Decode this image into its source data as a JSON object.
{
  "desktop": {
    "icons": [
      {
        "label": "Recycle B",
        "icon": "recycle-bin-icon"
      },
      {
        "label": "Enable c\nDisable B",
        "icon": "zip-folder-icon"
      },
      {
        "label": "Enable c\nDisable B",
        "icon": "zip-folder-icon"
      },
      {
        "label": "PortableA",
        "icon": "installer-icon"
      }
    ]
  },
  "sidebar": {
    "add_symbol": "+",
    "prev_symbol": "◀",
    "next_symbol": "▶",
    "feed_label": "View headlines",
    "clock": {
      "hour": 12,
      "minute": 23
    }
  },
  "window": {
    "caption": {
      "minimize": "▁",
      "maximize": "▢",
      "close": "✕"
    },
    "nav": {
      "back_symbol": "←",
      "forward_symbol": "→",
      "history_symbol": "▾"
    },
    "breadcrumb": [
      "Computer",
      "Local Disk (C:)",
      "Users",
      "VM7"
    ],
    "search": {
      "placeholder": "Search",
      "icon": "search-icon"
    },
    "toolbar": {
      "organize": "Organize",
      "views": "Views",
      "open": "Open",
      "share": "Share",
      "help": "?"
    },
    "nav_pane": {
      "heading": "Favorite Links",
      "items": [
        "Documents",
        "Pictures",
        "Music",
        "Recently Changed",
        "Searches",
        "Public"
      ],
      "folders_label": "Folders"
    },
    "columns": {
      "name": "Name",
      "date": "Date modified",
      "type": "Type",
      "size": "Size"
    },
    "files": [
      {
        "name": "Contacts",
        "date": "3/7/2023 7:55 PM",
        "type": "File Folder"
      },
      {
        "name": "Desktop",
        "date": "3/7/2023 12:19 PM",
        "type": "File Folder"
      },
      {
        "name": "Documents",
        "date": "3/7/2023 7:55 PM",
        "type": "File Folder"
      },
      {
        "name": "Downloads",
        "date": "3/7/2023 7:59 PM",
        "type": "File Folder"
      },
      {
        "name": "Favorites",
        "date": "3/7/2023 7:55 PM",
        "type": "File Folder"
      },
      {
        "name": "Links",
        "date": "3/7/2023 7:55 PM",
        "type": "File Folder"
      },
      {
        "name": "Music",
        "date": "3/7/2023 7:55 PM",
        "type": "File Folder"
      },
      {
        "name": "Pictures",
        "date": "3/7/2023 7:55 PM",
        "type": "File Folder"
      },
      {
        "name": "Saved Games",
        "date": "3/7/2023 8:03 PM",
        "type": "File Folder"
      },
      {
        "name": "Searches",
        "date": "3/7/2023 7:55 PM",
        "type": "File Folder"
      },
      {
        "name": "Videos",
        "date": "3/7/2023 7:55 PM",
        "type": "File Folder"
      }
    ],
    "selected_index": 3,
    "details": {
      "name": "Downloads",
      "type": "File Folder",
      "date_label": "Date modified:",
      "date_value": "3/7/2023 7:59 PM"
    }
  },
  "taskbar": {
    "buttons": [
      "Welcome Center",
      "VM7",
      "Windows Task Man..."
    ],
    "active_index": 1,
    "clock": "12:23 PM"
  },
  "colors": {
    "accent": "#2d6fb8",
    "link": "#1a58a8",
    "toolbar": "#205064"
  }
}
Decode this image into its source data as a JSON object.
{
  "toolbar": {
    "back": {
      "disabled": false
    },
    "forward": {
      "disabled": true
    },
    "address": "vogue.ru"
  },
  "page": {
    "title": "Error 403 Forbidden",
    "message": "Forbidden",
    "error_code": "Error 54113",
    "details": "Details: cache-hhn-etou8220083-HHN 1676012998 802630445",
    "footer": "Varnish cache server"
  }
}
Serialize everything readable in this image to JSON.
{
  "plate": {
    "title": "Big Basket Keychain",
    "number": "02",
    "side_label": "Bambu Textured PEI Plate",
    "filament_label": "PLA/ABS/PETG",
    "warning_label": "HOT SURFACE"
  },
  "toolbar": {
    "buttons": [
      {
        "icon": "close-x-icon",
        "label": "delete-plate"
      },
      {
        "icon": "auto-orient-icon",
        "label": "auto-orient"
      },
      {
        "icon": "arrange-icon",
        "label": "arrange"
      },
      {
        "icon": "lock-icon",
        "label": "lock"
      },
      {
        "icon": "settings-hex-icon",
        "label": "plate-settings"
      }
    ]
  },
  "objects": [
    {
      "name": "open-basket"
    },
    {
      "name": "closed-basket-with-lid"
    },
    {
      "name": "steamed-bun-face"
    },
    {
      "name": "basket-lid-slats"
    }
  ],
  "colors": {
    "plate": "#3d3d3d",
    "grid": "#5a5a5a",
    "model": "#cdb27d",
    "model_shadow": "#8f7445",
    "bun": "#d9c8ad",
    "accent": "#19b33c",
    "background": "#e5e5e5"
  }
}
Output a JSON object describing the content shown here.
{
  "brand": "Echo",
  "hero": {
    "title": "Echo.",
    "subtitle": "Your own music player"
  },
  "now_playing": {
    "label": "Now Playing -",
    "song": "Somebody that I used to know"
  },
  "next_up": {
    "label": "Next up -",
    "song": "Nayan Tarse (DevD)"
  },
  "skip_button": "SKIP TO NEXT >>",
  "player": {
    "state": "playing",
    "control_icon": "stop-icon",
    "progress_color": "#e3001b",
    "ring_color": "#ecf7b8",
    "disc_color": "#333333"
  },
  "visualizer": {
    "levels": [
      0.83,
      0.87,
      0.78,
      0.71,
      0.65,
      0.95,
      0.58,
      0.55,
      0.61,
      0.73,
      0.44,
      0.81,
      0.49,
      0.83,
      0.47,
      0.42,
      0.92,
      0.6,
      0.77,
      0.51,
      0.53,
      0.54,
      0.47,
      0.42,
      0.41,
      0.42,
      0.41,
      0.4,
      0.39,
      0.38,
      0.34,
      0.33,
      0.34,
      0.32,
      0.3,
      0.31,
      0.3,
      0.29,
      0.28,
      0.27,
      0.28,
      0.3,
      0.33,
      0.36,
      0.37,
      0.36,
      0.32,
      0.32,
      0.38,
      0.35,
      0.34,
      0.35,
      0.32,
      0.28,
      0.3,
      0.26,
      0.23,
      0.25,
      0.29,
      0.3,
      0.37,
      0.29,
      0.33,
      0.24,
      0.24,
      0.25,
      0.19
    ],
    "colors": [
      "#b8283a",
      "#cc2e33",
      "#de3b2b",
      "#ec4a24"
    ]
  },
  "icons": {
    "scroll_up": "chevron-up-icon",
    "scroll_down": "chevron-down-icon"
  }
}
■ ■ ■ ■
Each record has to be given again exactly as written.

■ ANSWER SECTION
Decode this image into its source data as a JSON object.
{
  "desktop": {
    "icons": [
      {
        "label": "Recycle B",
        "icon": "recycle-bin-icon"
      },
      {
        "label": "Enable c\nDisable B",
        "icon": "zip-folder-icon"
      },
      {
        "label": "Enable c\nDisable B",
        "icon": "zip-folder-icon"
      },
      {
        "label": "PortableA",
        "icon": "installer-icon"
      }
    ]
  },
  "sidebar": {
    "add_symbol": "+",
    "prev_symbol": "◀",
    "next_symbol": "▶",
    "feed_label": "View headlines",
    "clock": {
      "hour": 12,
      "minute": 23
    }
  },
  "window": {
    "caption": {
      "minimize": "▁",
      "maximize": "▢",
      "close": "✕"
    },
    "nav": {
      "back_symbol": "←",
      "forward_symbol": "→",
      "history_symbol": "▾"
    },
    "breadcrumb": [
      "Computer",
      "Local Disk (C:)",
      "Users",
      "VM7"
    ],
    "search": {
      "placeholder": "Search",
      "icon": "search-icon"
    },
    "toolbar": {
      "organize": "Organize",
      "views": "Views",
      "open": "Open",
      "share": "Share",
      "help": "?"
    },
    "nav_pane": {
      "heading": "Favorite Links",
      "items": [
        "Documents",
        "Pictures",
        "Music",
        "Recently Changed",
        "Searches",
        "Public"
      ],
      "folders_label": "Folders"
    },
    "columns": {
      "name": "Name",
      "date": "Date modified",
      "type": "Type",
      "size": "Size"
    },
    "files": [
      {
        "name": "Contacts",
        "date": "3/7/2023 7:55 PM",
        "type": "File Folder"
      },
      {
        "name": "Desktop",
        "date": "3/7/2023 12:19 PM",
        "type": "File Folder"
      },
      {
        "name": "Documents",
        "date": "3/7/2023 7:55 PM",
        "type": "File Folder"
      },
      {
        "name": "Downloads",
        "date": "3/7/2023 7:59 PM",
        "type": "File Folder"
      },
      {
        "name": "Favorites",
        "date": "3/7/2023 7:55 PM",
        "type": "File Folder"
      },
      {
        "name": "Links",
        "date": "3/7/2023 7:55 PM",
        "type": "File Folder"
      },
      {
        "name": "Music",
        "date": "3/7/2023 7:55 PM",
        "type": "File Folder"
      },
      {
        "name": "Pictures",
        "date": "3/7/2023 7:55 PM",
        "type": "File Folder"
      },
      {
        "name": "Saved Games",
        "date": "3/7/2023 8:03 PM",
        "type": "File Folder"
      },
      {
        "name": "Searches",
        "date": "3/7/2023 7:55 PM",
        "type": "File Folder"
      },
      {
        "name": "Videos",
        "date": "3/7/2023 7:55 PM",
        "type": "File Folder"
      }
    ],
    "selected_index": 3,
    "details": {
      "name": "Downloads",
      "type": "File Folder",
      "date_label": "Date modified:",
      "date_value": "3/7/2023 7:59 PM"
    }
  },
  "taskbar": {
    "buttons": [
      "Welcome Center",
      "VM7",
      "Windows Task Man..."
    ],
    "active_index": 1,
    "clock": "12:23 PM"
  },
  "colors": {
    "accent": "#2d6fb8",
    "link": "#1a58a8",
    "toolbar": "#205064"
  }
}
Decode this image into its source data as a JSON object.
{
  "toolbar": {
    "back": {
      "disabled": false
    },
    "forward": {
      "disabled": true
    },
    "address": "vogue.ru"
  },
  "page": {
    "title": "Error 403 Forbidden",
    "message": "Forbidden",
    "error_code": "Error 54113",
    "details": "Details: cache-hhn-etou8220083-HHN 1676012998 802630445",
    "footer": "Varnish cache server"
  }
}
Serialize everything readable in this image to JSON.
{
  "plate": {
    "title": "Big Basket Keychain",
    "number": "02",
    "side_label": "Bambu Textured PEI Plate",
    "filament_label": "PLA/ABS/PETG",
    "warning_label": "HOT SURFACE"
  },
  "toolbar": {
    "buttons": [
      {
        "icon": "close-x-icon",
        "label": "delete-plate"
      },
      {
        "icon": "auto-orient-icon",
        "label": "auto-orient"
      },
      {
        "icon": "arrange-icon",
        "label": "arrange"
      },
      {
        "icon": "lock-icon",
        "label": "lock"
      },
      {
        "icon": "settings-hex-icon",
        "label": "plate-settings"
      }
    ]
  },
  "objects": [
    {
      "name": "open-basket"
    },
    {
      "name": "closed-basket-with-lid"
    },
    {
      "name": "steamed-bun-face"
    },
    {
      "name": "basket-lid-slats"
    }
  ],
  "colors": {
    "plate": "#3d3d3d",
    "grid": "#5a5a5a",
    "model": "#cdb27d",
    "model_shadow": "#8f7445",
    "bun": "#d9c8ad",
    "accent": "#19b33c",
    "background": "#e5e5e5"
  }
}
Output a JSON object describing the content shown here.
{
  "brand": "Echo",
  "hero": {
    "title": "Echo.",
    "subtitle": "Your own music player"
  },
  "now_playing": {
    "label": "Now Playing -",
    "song": "Somebody that I used to know"
  },
  "next_up": {
    "label": "Next up -",
    "song": "Nayan Tarse (DevD)"
  },
  "skip_button": "SKIP TO NEXT >>",
  "player": {
    "state": "playing",
    "control_icon": "stop-icon",
    "progress_color": "#e3001b",
    "ring_color": "#ecf7b8",
    "disc_color": "#333333"
  },
  "visualizer": {
    "levels": [
      0.83,
      0.87,
      0.78,
      0.71,
      0.65,
      0.95,
      0.58,
      0.55,
      0.61,
      0.73,
      0.44,
      0.81,
      0.49,
      0.83,
      0.47,
      0.42,
      0.92,
      0.6,
      0.77,
      0.51,
      0.53,
      0.54,
      0.47,
      0.42,
      0.41,
      0.42,
      0.41,
      0.4,
      0.39,
      0.38,
      0.34,
      0.33,
      0.34,
      0.32,
      0.3,
      0.31,
      0.3,
      0.29,
      0.28,
      0.27,
      0.28,
      0.3,
      0.33,
      0.36,
      0.37,
      0.36,
      0.32,
      0.32,
      0.38,
      0.35,
      0.34,
      0.35,
      0.32,
      0.28,
      0.3,
      0.26,
      0.23,
      0.25,
      0.29,
      0.3,
      0.37,
      0.29,
      0.33,
      0.24,
      0.24,
      0.25,
      0.19
    ],
    "colors": [
      "#b8283a",
      "#cc2e33",
      "#de3b2b",
      "#ec4a24"
    ]
  },
  "icons": {
    "scroll_up": "chevron-up-icon",
    "scroll_down": "chevron-down-icon"
  }
}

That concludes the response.